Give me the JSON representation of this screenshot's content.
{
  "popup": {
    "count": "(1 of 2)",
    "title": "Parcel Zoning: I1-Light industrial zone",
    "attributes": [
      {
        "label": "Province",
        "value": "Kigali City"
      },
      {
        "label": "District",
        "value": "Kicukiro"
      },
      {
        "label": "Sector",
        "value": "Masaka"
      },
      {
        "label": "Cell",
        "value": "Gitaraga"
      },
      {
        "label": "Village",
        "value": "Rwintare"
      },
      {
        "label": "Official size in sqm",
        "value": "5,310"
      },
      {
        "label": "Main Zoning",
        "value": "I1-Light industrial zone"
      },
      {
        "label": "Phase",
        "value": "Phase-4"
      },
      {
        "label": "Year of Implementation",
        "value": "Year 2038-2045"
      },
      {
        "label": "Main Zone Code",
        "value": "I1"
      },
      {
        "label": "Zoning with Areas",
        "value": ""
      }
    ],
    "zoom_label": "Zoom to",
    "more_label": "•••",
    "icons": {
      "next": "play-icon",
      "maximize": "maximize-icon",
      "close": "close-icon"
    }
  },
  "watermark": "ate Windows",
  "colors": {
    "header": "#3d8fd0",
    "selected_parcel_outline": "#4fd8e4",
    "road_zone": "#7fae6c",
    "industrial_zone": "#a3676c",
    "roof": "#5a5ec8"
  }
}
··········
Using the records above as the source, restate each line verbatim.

▶ **Finished exercise**
Give me the JSON representation of this screenshot's content.
{
  "popup": {
    "count": "(1 of 2)",
    "title": "Parcel Zoning: I1-Light industrial zone",
    "attributes": [
      {
        "label": "Province",
        "value": "Kigali City"
      },
      {
        "label": "District",
        "value": "Kicukiro"
      },
      {
        "label": "Sector",
        "value": "Masaka"
      },
      {
        "label": "Cell",
        "value": "Gitaraga"
      },
      {
        "label": "Village",
        "value": "Rwintare"
      },
      {
        "label": "Official size in sqm",
        "value": "5,310"
      },
      {
        "label": "Main Zoning",
        "value": "I1-Light industrial zone"
      },
      {
        "label": "Phase",
        "value": "Phase-4"
      },
      {
        "label": "Year of Implementation",
        "value": "Year 2038-2045"
      },
      {
        "label": "Main Zone Code",
        "value": "I1"
      },
      {
        "label": "Zoning with Areas",
        "value": ""
      }
    ],
    "zoom_label": "Zoom to",
    "more_label": "•••",
    "icons": {
      "next": "play-icon",
      "maximize": "maximize-icon",
      "close": "close-icon"
    }
  },
  "watermark": "ate Windows",
  "colors": {
    "header": "#3d8fd0",
    "selected_parcel_outline": "#4fd8e4",
    "road_zone": "#7fae6c",
    "industrial_zone": "#a3676c",
    "roof": "#5a5ec8"
  }
}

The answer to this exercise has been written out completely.